What Will Be the Consequences After .Atom Ransomware Enters?
.Atom performs a complex encryption process via advanced ciphers, which makes all personal files inaccessible. However, this operation takes time. If you click on a corrupt email attachment or download fake software updates, which contain .Atom, you may not experience any issues during the first few hours. Once the Trojan modifies the structure of your data, you will notice a lockdown message on your desktop. From this moment on, it will not be possible to open the locked files. If you lack a recent backup, you may lose crucial documents, photos, images, presentations, videos or other information. The only files that .Atom may spare will likely be associated with essential Windows processes. If they get modified as well, your whole PC may fail to launch, which means the hackers will never receive any payments. You can easily find out which files are encrypted by .Atom by their extension. The ransomware changes the default one to ‘.ransed’.

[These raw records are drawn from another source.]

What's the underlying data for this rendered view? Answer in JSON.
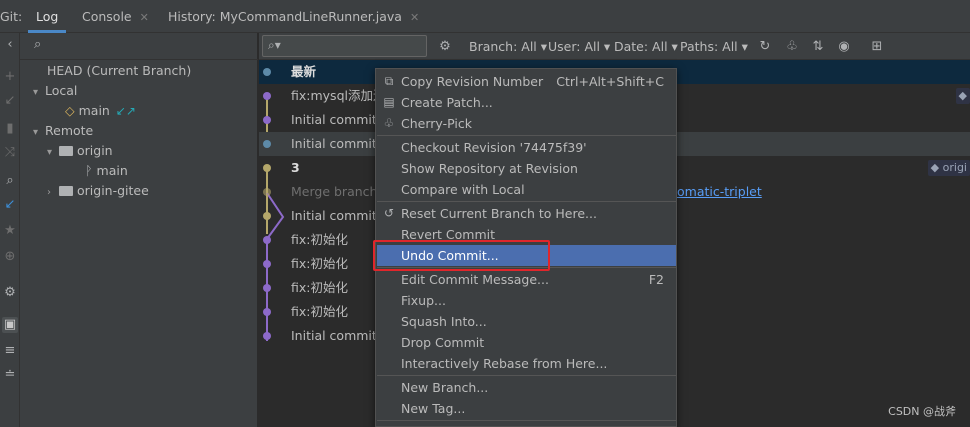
{
  "tabs": {
    "git_label": "Git:",
    "log": "Log",
    "console": "Console",
    "history": "History: MyCommandLineRunner.java"
  },
  "branches": {
    "head": "HEAD (Current Branch)",
    "local": "Local",
    "local_main": "main",
    "remote": "Remote",
    "origin": "origin",
    "origin_main": "main",
    "origin_gitee": "origin-gitee"
  },
  "toolbar": {
    "branch": "Branch: All",
    "user": "User: All",
    "date": "Date: All",
    "paths": "Paths: All"
  },
  "commits": [
    {
      "message": "最新"
    },
    {
      "message": "fix:mysql添加连"
    },
    {
      "message": "Initial commit"
    },
    {
      "message": "Initial commit"
    },
    {
      "message": "3"
    },
    {
      "message": "Merge branch"
    },
    {
      "message": "Initial commit"
    },
    {
      "message": "fix:初始化"
    },
    {
      "message": "fix:初始化"
    },
    {
      "message": "fix:初始化"
    },
    {
      "message": "fix:初始化"
    },
    {
      "message": "Initial commit"
    }
  ],
  "commit_link": "omatic-triplet",
  "ref_label": "origi",
  "menu": {
    "copy_revision": "Copy Revision Number",
    "copy_revision_shortcut": "Ctrl+Alt+Shift+C",
    "create_patch": "Create Patch...",
    "cherry_pick": "Cherry-Pick",
    "checkout_revision": "Checkout Revision '74475f39'",
    "show_repo": "Show Repository at Revision",
    "compare_local": "Compare with Local",
    "reset_branch": "Reset Current Branch to Here...",
    "revert_commit": "Revert Commit",
    "undo_commit": "Undo Commit...",
    "edit_message": "Edit Commit Message...",
    "edit_message_shortcut": "F2",
    "fixup": "Fixup...",
    "squash": "Squash Into...",
    "drop": "Drop Commit",
    "rebase": "Interactively Rebase from Here...",
    "new_branch": "New Branch...",
    "new_tag": "New Tag..."
  },
  "watermark": "CSDN @战斧",
  "colors": {
    "highlight": "#4b6eaf",
    "callout": "#e0262b",
    "graph_purple": "#8d6ac9",
    "graph_olive": "#b4a76a",
    "graph_teal": "#5d8aa8"
  }
}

Booting in Safe Mode
1) Hold Windows Key and R
2) A run Window will appear, in it type “msconfig” and hit Enter
3) After the Window appears go to the Boot tab and select Safe Boot
Cut out .Atom in Task Manager
1) Press CTRL+ESC+SHIFT at the same time.
2) Locate the “Processes” tab.
3) Locate the malicious process of .Atom, and end it’s task by right-clicking on it and clicking on “End Process”
Eliminate .Atom‘s Malicious Registries
For most Windows variants:
1) Hold Windows Button and R.
2) In the “Run” box type “Regedit” and hit “Enter”.
3) Hold CTRL+F keys and type .Atom or the file name of the malicious executable of the virus which is usually located in %AppData%, %Temp%, %Local%, %Roaming% or %SystemDrive%.
4) After having located malicious registry objects, some of which are usually in the Run and RunOnce subkeys delete them ermanently and restart your computer. Here is how to find and delete keys for different versions.
For Windows 7: Open the Start Menu and in the search type and type regedit –> Open it. –> Hold CTRL + F buttons –> Type .Atom Virus in the search field.
Win 8/10 users: Start Button –> Choose Run –> type regedit –> Hit Enter -> Press CTRL + F buttons. Type .Atom in the search field.
Method 1:Using Shadow Explorer. In case you have enabled File history on your Windows Machine one thing you can do is to use Shadow Explorer to get your files back. Unfortunately some ransomware viruses may delete those shadow volume copies with an administrative command to prevent you from doing just that.
Method 2: If you try to decrypt your files using third-party decryption tools. There are many antivirus providers who have decrypted multiple ransomware viruses the last couple of years and posted decryptors for them. Chances are if your ransomware virus uses the same encryption code used by a decryptable virus, you may get the files back. However, this is also not a guarantee, so you might want to try this method with copies of the original encrypted files, because if a third-party program tampers with their encrypted structure, they may be damaged permanently. Here are the vendors to look for:
Method 3: Using Data Recovery tools. This method is suggested by multiple experts in the field. It can be used to scan your hard drive’s sectors and hence scramble the encrypted files anew as if they were deleted. Most ransomware viruses usually delete a file and create an encrypted copy to prevent such programs for restoring the files, but not all are this sophisticated. So you may have a chance of restoring some of your files with this method. Here are several data recovery programs which you can try and restore at least some of your files: